“Once you start requiring doctors to get it, doctors are going to think it’s reasonable to make patients get it. It starts you down that mandatory route, and I don’t think we want to go there.” So said George Annas, renowned bioethicist, NEJM columnist and department chair of Health Law at Boston University School of Public Health.
A ho-hum influenza pandemic appeared, and suddenly hospitals on the east coast, west coast and the heartland started demanding mandatory vaccinations of their employees. At first the hospitals didn’t know whether they wanted mandatory seasonal flu vaccinations or swine flu vaccinations. There wasn’t any seasonal flu virus around, and there wasn’t any swine flu vaccine around, so what was the rush? [And it seems no one told these hospitals that they would be on the hook for all liability were their workers to be injured from a mandatory vaccine, like swine flu vaccine, subject to the PREP Act.] Simultaneously, an organization of infection control nurses popped up, demanding mandatory vaccinations and “accountability” from healthcare workers who considered refusing. New York State’s Health Commissioner (not the Legislature or Governor but an agency appointee) demanded all healthcare workers in the state be vaccinated or fired. This was clearly orchestrated. But who was pulling the strings?
The federal government claimed it had nothing to do with mandates. On its flu.gov website the following appeared:
“In a few local jurisdictions, vaccination is being required for health care workers. That is a local decision, not a federal one.”
“… strongly encourage health care workers to receive the Novel H1N1 vaccination. Grantees should employ strategies to increase the rates of vaccination for their health care personnel such as waiving administration fees for health care personnel, providing educational materials, sending reminder messages, holding informational staff meetings, monitoring employee participation in the vaccination initiative, and employing declination forms.”
Okay, maybe the feds aren’t mandating, but they sure are pressuring. Perhaps I’m missing something the experts understand. Did the demands for mandatory vaccinations come from thoughtful, well-informed medical people? Actually, no:
The infection control nurses didn’t understand the rationale for mandated vaccines, claiming it was due to multiple strains circulating this year. (Multiple strains circulate every year, however.) NY state’s health czar claimed that healthcare workers were already mandated to receive tuberculosis and rubella vaccines, to justify his flu vaccine mandate. However, since there is no tuberculosis vaccine in the US, it certainly isn’t mandated.
If we mandate seasonal flu vaccines for healthcare workers and there is no seasonal flu this winter, as some experts have predicted, won’t we be replicating the 1976 swine flu vaccine program, when 45 million Americans rolled up their sleeves for a nonexistent disease?

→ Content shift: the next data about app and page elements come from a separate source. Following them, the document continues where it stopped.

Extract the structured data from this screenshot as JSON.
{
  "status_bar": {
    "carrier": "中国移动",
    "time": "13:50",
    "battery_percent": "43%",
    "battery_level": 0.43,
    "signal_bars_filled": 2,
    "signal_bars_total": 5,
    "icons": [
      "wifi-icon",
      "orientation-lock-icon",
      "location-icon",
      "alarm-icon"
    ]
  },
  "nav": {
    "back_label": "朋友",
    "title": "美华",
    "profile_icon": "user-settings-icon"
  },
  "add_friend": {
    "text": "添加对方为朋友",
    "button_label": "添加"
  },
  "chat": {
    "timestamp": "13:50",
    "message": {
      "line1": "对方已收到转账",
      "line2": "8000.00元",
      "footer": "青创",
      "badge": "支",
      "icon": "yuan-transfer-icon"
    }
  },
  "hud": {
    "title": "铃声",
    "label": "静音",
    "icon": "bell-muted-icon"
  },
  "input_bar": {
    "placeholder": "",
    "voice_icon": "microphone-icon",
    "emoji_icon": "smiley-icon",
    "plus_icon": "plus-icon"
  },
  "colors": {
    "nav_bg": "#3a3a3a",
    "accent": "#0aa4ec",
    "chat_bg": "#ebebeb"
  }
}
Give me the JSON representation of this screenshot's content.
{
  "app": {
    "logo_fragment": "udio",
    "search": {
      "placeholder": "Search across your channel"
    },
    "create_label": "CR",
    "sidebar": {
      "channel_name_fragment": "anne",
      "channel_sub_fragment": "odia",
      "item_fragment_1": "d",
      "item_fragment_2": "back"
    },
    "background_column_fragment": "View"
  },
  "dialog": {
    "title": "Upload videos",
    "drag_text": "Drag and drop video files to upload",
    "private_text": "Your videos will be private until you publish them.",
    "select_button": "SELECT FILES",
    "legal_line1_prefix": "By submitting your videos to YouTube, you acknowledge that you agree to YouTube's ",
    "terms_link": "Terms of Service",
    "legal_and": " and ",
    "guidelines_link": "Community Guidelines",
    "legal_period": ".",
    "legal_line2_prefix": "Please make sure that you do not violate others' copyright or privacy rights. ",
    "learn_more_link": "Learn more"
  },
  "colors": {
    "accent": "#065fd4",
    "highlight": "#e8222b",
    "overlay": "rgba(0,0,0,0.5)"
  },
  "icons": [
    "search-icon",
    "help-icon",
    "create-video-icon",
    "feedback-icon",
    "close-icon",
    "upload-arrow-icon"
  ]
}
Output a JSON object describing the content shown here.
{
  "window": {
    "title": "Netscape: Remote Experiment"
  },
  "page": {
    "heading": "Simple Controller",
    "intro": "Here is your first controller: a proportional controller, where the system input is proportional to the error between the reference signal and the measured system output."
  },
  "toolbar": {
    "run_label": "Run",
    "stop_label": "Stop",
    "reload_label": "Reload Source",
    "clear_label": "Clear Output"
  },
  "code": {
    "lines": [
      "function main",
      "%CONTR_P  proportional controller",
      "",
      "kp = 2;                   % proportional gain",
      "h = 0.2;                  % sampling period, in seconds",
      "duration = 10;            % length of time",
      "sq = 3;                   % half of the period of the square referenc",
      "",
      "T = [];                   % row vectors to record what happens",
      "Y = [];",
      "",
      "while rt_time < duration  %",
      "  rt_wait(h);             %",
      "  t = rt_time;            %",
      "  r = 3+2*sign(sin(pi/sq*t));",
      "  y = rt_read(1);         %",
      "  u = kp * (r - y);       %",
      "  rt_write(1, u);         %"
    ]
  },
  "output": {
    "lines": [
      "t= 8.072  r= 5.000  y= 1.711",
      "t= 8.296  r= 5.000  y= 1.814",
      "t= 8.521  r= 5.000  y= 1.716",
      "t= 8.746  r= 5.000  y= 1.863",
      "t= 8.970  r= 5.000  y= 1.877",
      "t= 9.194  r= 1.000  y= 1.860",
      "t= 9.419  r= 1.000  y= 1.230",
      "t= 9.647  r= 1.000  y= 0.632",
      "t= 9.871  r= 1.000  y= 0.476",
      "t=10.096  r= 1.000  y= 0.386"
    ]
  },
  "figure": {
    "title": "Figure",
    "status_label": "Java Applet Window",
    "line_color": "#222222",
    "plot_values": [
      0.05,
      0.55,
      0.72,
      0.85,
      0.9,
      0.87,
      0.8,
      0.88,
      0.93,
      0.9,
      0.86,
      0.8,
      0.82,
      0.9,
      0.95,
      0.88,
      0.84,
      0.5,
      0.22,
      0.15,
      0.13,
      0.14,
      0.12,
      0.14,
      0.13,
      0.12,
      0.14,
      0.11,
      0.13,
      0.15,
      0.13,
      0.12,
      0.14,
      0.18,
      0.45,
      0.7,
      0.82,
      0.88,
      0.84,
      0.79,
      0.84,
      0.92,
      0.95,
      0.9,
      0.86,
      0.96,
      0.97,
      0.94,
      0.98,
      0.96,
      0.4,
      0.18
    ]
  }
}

And now for a disclosure: I am less concerned about the danger of swine flu vaccines than I am about future vaccines, particularly those manufactured and used under a PREP Act declaration or an Emergency Use Authorization (EUA). Read the legislation and you’ll see why I am worried. The EUA allows the use of unlicensed drugs and vaccines, including those that have never been issued an Investigational New Drug (IND) permit by the FDA. You require an IND to test a drug or vaccine in humans.
Do you see the implications? A drug or vaccine that was never given experimentally to a single human could receive an EUA and be rapidly administered to the whole country, under the legal justification that it “may be effective” for some “potential” emergency. Does that leave you feeling warm and fuzzy? Invoke the Public Readiness and Emergency Preparedness Act (PREPA) and if the drug injures or kills you, you are barred from seeking damages within the US legal system. Now consider that experimental adjuvants or other newfangled vaccine additives, biologics and drugs may be used.
Keep the program voluntary– and with the assistance of a complaisant press, millions of Americans will line up for the new remedy with little understanding of the legal implications or risk. (Has the government advertised its use of PREPA for wholesale tort reform of drug and vaccine injuries during the current pandemic? Why would they do a better job informing us next time?)
Then again, next time that new drug or vaccine might be mandatory. That’s where we seem to be headed and, like George Annas, “I don’t think we want to go there.”